To try and keep dealers happy, VW announced that it guarantee bonus payments to its US dealers this month worth $300 for every new car sold ($600 for each Passat). The automaker is also going to guarantee payments from the company's customer experience bonus program. A memo from VW's US chief Michael Horn said, "We understand the pressure these recent events have put your business under and we are committed to providing you support," according to Automotive News. You can see Horn speaking at an event Monday night above.
There will be at least one more official investigation into just how widespread this issue. South Korea has now said it will look into the emissions numbers for around 4,000-5,000 cars there. The affected TDI engines can be found in two VW and one Audi models (Jetta, Golf and A3) in South Korea. In the US, there could be another investigation as well, since Senator John Thune, (R-SD), the chairman of the Commerce, Science and Transportation Committee, has asked the Federal Trade Commission to take a closer look.
A scandal this big is not only going to affect VW. To get ahead of any possible criticism, Bosch has issued a statement saying that yes, it does make parts for the 2-liter, 4-cylinder TDI engine that is at the heart of the problem. But, in a statement emailed to Reuters, said, "We produce the components after specification of Volkswagen. The responsibility for application and integration of the components lies with Volkswagen."
Looking ahead, VW said in a new statement (available below) that its new EU 6 diesel engines do, " comply with legal requirements and environmental standards." That means that, supposedly, there's no "defeat device" needed to make these engines clean enough to pass strict environmental regulations. That'll be important if VW wants to keep marketing diesel as a clean fuel. For now, the tide seems to be turning against the automaker.

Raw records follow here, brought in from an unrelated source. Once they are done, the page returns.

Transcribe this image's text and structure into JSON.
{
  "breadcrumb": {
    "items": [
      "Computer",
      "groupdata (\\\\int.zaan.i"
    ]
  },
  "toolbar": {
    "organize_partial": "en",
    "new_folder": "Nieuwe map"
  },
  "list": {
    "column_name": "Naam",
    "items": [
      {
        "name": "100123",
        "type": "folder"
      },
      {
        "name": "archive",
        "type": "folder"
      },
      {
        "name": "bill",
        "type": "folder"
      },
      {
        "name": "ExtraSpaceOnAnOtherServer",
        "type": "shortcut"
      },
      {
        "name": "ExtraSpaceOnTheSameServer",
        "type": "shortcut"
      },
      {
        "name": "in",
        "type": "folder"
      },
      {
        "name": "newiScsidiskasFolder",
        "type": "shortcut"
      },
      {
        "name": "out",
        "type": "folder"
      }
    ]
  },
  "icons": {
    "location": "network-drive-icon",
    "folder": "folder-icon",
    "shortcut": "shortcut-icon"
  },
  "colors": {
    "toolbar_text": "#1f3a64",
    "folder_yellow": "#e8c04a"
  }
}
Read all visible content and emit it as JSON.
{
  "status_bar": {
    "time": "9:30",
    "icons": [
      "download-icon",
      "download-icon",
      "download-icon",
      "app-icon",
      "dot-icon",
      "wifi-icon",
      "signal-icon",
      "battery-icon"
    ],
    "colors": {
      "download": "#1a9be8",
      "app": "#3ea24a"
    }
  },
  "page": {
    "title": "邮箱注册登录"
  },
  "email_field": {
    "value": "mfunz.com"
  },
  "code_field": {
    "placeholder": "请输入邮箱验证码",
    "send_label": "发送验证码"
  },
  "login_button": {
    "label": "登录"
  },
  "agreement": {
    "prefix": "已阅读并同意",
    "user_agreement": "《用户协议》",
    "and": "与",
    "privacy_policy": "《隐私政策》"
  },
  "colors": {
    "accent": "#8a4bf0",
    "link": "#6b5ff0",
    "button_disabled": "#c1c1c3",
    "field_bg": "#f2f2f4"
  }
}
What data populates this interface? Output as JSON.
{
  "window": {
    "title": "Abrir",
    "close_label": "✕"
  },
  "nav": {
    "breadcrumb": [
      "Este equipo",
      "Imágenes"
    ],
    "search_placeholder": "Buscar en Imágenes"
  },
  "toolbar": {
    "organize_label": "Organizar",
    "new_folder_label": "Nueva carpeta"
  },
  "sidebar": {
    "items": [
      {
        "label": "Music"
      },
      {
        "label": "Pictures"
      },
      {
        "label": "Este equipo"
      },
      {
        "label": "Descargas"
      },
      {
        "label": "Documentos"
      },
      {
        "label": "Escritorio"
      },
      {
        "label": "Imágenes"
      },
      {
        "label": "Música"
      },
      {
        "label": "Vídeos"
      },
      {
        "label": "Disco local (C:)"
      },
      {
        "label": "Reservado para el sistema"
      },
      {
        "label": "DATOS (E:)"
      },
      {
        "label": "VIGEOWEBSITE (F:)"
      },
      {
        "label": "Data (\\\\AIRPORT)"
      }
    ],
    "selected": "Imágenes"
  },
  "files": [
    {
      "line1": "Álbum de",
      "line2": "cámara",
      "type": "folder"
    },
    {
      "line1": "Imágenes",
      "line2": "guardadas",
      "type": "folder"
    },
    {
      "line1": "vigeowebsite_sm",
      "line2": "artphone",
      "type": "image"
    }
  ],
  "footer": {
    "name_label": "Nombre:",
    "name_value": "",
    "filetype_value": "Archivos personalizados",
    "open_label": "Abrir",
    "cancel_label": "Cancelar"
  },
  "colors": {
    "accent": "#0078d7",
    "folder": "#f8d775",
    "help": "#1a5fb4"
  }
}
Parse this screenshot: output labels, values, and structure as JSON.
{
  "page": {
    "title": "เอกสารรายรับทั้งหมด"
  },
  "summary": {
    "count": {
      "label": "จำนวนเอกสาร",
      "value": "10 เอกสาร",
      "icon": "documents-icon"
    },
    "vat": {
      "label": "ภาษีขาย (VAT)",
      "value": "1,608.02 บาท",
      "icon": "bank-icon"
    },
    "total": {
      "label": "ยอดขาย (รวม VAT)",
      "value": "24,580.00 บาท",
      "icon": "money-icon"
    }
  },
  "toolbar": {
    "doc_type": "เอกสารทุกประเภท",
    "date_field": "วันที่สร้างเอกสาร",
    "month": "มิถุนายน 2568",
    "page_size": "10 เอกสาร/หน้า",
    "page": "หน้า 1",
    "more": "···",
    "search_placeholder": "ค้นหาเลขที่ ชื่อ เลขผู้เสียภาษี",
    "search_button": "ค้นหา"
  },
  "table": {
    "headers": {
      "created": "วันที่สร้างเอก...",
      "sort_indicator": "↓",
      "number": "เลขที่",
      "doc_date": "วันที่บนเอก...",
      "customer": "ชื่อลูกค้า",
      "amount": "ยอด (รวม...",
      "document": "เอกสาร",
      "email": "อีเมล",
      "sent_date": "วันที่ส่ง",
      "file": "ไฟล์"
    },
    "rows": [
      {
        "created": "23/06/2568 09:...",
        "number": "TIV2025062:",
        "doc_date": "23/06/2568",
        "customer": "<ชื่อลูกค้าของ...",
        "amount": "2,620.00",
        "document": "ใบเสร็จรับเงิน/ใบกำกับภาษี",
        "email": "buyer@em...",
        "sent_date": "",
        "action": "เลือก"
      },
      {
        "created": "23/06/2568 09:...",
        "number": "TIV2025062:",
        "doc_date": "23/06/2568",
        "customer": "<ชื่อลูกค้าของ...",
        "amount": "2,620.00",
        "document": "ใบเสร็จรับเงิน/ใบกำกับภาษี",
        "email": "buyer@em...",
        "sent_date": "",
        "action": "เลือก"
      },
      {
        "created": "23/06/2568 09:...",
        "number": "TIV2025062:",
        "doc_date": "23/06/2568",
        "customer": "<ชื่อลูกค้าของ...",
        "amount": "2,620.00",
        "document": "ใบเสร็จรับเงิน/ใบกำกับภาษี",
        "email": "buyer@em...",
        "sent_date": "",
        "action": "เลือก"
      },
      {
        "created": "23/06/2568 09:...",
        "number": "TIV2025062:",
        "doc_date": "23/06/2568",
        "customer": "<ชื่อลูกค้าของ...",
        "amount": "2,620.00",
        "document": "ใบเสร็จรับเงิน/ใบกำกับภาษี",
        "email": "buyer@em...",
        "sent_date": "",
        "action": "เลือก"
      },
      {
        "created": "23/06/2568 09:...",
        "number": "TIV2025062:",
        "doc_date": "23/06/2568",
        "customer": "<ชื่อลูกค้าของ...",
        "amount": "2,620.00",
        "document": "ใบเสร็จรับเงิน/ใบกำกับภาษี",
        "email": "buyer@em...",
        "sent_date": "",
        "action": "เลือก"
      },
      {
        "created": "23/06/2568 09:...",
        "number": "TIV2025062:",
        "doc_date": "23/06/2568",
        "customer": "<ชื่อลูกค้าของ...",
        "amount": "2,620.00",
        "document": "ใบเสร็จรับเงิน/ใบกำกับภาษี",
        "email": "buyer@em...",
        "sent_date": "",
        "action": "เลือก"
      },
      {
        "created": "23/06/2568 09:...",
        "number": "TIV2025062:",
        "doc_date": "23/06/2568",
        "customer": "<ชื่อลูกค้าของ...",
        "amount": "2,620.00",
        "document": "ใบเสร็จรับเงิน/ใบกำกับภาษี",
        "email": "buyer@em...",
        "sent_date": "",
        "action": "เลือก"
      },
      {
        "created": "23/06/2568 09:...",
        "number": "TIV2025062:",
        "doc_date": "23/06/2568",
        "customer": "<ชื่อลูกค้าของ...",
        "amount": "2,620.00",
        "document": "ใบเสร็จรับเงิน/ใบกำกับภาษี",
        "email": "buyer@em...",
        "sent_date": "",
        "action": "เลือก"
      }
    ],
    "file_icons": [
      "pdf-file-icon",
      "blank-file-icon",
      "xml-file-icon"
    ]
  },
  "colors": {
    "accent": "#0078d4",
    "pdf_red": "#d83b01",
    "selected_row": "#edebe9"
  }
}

Volkswagen is working at full speed to clarify irregularities concerning a particular software used in diesel engines. New vehicles from the Volkswagen Group with EU 6 diesel engines currently available in the European Union comply with legal requirements and environmental standards. The software in question does not affect handling, consumption or emissions. This gives clarity to customers and dealers.
Further internal investigations conducted to date have established that the relevant engine management software is also installed in other Volkswagen Group vehicles with diesel engines. For the majority of these engines the software does not have any effect.
Discrepancies relate to vehicles with Type EA 189 engines, involving some eleven million vehicles worldwide. A noticeable deviation between bench test results and actual road use was established solely for this type of engine. Volkswagen is working intensely to eliminate these deviations through technical measures. The company is therefore in contact with the relevant authorities and the German Federal Motor Transport Authority (KBA – Kraftfahrtbundesamt).
To cover the necessary service measures and other efforts to win back the trust of our customers, Volkswagen plans to set aside a provision of some 6.5 billion EUR recognized in the profit and loss statement in the third quarter of the current fiscal year. Due to the ongoing investigations the amounts estimated may be subject to revaluation.
Earnings targets for the Group for 2015 will be adjusted accordingly.
Volkswagen does not tolerate any kind of violation of laws whatsoever. It is and remains the top priority of the Board of Management to win back lost trust and to avert damage to our customers. The Group will inform the public on the further progress of the investigations constantly and transparently.